“Red Poppies can glow like bright little lamps on our warm winter coats. And they can whisper, like long-lost voices from the forgotten fields of Flanders.” – Moira Andrew


The poppies Dawn creates are of two distinct colours, each symbolising something different.

Red Poppies

Red Poppies are the more common of the recognised poppy variations. These poppies are the emblem for the fallen soldiers of war and allow us to remember the human sacrifice they made for our freedom.

Purple Poppies

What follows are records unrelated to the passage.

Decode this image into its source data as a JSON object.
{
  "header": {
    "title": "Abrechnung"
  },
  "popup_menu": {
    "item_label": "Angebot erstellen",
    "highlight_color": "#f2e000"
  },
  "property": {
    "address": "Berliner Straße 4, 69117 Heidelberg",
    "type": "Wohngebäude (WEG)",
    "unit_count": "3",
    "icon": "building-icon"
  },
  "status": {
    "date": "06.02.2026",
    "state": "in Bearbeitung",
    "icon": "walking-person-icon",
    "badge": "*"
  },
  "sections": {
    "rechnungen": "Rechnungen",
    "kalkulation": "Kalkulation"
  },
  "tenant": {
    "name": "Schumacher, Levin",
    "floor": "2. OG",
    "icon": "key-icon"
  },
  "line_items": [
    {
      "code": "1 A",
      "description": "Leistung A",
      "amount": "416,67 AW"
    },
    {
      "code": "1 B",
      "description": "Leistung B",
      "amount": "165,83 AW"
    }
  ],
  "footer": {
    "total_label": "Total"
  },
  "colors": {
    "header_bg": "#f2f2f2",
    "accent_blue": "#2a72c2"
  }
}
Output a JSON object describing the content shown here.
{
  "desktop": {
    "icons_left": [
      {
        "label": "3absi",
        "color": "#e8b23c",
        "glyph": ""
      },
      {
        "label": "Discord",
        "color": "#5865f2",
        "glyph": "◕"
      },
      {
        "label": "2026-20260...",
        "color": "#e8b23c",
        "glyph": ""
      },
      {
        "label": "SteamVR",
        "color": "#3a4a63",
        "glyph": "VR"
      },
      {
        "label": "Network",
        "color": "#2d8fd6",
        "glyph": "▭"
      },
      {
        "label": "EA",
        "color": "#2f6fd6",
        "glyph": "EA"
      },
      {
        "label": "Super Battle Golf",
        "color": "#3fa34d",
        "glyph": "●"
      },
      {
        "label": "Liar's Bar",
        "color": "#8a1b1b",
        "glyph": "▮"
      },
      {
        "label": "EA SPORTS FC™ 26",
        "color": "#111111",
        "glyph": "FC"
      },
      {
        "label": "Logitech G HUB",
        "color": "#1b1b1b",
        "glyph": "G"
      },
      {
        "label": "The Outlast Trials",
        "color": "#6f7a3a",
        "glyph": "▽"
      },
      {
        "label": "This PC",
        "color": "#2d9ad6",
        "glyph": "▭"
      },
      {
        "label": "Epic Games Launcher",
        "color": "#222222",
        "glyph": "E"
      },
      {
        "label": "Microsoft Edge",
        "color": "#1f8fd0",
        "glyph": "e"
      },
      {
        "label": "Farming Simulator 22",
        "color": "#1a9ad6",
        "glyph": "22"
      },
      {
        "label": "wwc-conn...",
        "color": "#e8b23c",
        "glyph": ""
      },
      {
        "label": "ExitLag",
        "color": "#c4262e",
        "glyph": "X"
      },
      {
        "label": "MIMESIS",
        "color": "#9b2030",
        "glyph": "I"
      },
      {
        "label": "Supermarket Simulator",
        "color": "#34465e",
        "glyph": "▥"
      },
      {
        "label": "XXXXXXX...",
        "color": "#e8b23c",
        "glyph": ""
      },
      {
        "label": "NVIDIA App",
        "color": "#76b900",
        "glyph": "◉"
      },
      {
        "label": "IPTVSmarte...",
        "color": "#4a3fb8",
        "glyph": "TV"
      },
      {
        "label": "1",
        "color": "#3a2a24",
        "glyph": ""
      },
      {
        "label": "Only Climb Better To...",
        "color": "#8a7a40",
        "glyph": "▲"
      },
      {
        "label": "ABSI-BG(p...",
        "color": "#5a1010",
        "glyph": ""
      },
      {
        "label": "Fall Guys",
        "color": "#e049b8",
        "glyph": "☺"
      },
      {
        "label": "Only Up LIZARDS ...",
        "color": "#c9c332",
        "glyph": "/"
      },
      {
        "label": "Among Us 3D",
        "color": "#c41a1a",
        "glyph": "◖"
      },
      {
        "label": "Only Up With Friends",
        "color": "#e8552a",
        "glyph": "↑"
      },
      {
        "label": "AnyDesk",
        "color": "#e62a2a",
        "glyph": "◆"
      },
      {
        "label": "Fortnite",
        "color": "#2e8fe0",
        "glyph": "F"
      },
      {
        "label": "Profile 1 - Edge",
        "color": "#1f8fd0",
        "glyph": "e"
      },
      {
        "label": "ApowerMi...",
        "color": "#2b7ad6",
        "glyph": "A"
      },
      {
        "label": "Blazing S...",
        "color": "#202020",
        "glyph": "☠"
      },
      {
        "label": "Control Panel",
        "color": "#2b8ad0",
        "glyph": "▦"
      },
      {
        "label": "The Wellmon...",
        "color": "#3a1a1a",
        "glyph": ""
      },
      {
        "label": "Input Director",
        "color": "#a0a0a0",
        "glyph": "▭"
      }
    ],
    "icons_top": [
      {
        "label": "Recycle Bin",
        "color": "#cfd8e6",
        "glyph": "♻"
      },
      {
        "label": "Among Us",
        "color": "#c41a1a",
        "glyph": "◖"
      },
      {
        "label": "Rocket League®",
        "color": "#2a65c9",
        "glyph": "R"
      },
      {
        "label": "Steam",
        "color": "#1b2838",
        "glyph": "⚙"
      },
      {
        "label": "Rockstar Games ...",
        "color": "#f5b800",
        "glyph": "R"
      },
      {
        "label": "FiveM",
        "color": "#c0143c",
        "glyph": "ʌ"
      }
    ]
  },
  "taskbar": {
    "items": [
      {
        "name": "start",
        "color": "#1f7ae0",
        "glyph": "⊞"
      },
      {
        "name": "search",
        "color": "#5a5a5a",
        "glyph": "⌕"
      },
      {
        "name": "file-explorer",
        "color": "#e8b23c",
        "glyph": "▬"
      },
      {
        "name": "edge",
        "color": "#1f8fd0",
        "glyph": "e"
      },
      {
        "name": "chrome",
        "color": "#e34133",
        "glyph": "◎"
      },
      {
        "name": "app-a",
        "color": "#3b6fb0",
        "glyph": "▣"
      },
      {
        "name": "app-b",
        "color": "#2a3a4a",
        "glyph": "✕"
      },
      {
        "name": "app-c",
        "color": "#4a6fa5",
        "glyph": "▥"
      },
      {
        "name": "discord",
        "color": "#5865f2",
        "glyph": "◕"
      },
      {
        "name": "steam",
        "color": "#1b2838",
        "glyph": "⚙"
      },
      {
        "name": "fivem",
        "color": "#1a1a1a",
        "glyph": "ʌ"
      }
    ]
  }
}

Purple Poppies again represent the remembrance of sacrifice but are specifically recognising the animals of war. Also known as the ‘Animal Poppy’, we use this symbolism to remember the four-legged heroes that served our nation. These include horses, donkeys, dogs, camels, and birds.

jenny with anzac poppies

Dawn is now 93 and still creating these gorgeous red and purple poppies every year for our soldiers. This year she will be donating her poppies to Armidale Legacy, where proceeds from the sales will support their work in caring for the families of fallen or seriously injured veterans.


Alongside her poppy creations, Dawn also writes beautiful poems about the ANZACs and their spirit. Here is one of her pieces;



We gather to remember, 

On this April Day,

Our service personnel, 

Who fought a war,

In a land, so far away,

They landed on a rocky shore,

With gunfire raining down,

There they died a heroes death,

And became from “down under”,

Our very first ANZACs,

Their tenacity and courage,

Earnt them in history’s page,

A special place within our hearts,

Australia has come of age,

We remember, with our ANZACs,

The New Zealand Fighting Core,

Who with Australians over there,

Became famous in folklore,

And since that day, so long ago,

Our services where ‘ere they fought,

Have always been the best there is,

For they have kept alive,

In many a troubled land,

The spirit of those first ANZACs,

Who died in a foreign land.

-Dawn Smith


Just another beautiful local story on the tradition of honouring our ANZAC heroes. Perfectly embodying our vision of making a significant difference in our community! If you want to see some of Dawn’s poppies in-person, our lovely team will be wearing them on ANZAC Day around our club.